» Work to complete
Filter the listing below down to the lines holding the word "system", and copy those lines.
[Exercise materials — start]
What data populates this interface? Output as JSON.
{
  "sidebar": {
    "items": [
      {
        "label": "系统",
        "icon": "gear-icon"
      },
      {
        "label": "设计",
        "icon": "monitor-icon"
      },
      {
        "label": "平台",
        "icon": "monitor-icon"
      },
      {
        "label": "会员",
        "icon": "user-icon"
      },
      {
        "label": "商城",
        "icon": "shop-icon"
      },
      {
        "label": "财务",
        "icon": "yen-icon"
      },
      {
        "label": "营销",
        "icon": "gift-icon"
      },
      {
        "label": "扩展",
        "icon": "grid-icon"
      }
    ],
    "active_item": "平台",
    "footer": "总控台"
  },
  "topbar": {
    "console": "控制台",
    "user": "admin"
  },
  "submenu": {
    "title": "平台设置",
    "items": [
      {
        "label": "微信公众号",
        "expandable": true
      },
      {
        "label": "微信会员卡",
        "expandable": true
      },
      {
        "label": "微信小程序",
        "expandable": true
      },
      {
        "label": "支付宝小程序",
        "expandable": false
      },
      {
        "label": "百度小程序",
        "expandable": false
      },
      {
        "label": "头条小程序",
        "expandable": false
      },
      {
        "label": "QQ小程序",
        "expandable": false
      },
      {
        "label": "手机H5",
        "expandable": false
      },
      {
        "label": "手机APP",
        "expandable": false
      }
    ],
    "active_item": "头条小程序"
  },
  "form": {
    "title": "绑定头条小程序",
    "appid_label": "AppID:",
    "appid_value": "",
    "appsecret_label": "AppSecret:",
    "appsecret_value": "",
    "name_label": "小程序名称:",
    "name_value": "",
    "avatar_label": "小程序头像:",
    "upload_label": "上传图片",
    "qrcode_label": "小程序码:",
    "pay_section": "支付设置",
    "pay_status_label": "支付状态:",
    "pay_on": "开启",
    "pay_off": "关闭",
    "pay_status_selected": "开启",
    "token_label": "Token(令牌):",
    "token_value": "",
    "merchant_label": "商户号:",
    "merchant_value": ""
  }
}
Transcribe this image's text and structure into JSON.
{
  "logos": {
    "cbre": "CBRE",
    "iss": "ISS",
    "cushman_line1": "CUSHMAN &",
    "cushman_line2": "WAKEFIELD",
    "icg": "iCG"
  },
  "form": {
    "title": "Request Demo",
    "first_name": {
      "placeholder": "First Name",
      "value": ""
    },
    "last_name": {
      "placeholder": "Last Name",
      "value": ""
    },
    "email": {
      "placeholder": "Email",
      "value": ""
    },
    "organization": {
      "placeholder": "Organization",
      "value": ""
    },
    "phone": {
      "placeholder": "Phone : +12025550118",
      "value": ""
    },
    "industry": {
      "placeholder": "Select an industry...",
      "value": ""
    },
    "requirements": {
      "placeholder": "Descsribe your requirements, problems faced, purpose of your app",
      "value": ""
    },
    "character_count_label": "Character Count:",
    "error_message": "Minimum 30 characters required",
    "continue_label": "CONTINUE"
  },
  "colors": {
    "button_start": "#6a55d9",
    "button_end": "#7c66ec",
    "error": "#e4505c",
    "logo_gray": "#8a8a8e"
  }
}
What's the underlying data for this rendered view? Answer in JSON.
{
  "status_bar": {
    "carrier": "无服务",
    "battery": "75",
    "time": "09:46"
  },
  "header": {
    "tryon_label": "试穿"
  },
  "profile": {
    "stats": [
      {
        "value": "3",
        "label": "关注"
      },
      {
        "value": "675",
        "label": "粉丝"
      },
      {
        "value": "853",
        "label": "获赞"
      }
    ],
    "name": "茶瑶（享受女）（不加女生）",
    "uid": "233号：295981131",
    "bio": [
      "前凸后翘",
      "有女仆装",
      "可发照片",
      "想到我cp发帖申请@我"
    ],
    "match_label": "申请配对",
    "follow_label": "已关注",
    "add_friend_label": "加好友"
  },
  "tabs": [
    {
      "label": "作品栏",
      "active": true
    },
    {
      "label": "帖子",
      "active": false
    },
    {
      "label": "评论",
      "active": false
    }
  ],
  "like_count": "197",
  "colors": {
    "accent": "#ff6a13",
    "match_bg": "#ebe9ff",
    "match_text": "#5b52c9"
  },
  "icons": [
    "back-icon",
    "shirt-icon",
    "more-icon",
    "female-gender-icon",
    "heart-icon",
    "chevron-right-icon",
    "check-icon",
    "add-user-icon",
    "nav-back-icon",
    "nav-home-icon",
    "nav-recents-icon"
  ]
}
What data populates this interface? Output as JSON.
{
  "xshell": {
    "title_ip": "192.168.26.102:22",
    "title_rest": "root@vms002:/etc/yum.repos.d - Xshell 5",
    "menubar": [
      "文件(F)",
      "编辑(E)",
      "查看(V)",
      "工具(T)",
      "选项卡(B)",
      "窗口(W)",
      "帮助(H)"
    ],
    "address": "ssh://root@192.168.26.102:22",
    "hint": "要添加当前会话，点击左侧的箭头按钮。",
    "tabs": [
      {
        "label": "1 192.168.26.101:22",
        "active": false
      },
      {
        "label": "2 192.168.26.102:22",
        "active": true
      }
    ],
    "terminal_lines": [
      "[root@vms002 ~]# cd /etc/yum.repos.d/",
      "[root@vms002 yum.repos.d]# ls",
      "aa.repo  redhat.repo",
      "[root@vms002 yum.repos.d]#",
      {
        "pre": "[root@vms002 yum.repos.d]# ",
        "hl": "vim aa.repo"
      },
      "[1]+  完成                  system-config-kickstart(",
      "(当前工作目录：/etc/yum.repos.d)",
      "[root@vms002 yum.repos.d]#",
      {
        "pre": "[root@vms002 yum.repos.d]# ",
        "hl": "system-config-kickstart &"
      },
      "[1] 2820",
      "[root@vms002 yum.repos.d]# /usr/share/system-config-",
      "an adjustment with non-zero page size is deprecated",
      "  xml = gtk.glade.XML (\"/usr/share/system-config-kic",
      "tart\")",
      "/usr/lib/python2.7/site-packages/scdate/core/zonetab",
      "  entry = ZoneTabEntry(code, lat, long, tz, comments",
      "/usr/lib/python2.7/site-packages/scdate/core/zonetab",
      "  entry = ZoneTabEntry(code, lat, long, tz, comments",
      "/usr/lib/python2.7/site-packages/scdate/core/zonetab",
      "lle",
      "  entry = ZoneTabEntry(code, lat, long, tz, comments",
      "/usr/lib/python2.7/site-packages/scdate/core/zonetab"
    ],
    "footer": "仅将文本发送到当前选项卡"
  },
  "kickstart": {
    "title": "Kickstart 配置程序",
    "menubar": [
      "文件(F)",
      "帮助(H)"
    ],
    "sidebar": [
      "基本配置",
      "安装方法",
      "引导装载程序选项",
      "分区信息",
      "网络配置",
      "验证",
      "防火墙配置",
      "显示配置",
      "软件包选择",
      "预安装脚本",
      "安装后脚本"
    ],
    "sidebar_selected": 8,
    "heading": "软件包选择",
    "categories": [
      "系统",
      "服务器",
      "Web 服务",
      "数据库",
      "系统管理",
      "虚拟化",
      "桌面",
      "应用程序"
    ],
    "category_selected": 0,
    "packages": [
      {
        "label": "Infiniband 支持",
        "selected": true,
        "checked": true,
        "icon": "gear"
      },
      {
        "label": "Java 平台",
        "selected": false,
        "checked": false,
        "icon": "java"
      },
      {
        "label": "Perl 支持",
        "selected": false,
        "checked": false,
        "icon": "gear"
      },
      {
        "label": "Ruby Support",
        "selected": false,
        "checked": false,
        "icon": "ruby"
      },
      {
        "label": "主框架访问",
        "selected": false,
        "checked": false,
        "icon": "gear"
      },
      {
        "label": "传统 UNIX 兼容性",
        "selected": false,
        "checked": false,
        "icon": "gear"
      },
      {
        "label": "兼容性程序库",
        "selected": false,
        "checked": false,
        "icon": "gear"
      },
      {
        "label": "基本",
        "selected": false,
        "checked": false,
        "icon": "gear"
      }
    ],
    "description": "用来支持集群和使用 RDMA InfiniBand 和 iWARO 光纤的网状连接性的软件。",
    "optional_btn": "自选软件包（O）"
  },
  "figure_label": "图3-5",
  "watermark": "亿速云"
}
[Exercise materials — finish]
» Task response
      "[1]+  完成                  system-config-kickstart(",
        "hl": "system-config-kickstart &"
      "[root@vms002 yum.repos.d]# /usr/share/system-config-",
      "  xml = gtk.glade.XML (\"/usr/share/system-config-kic",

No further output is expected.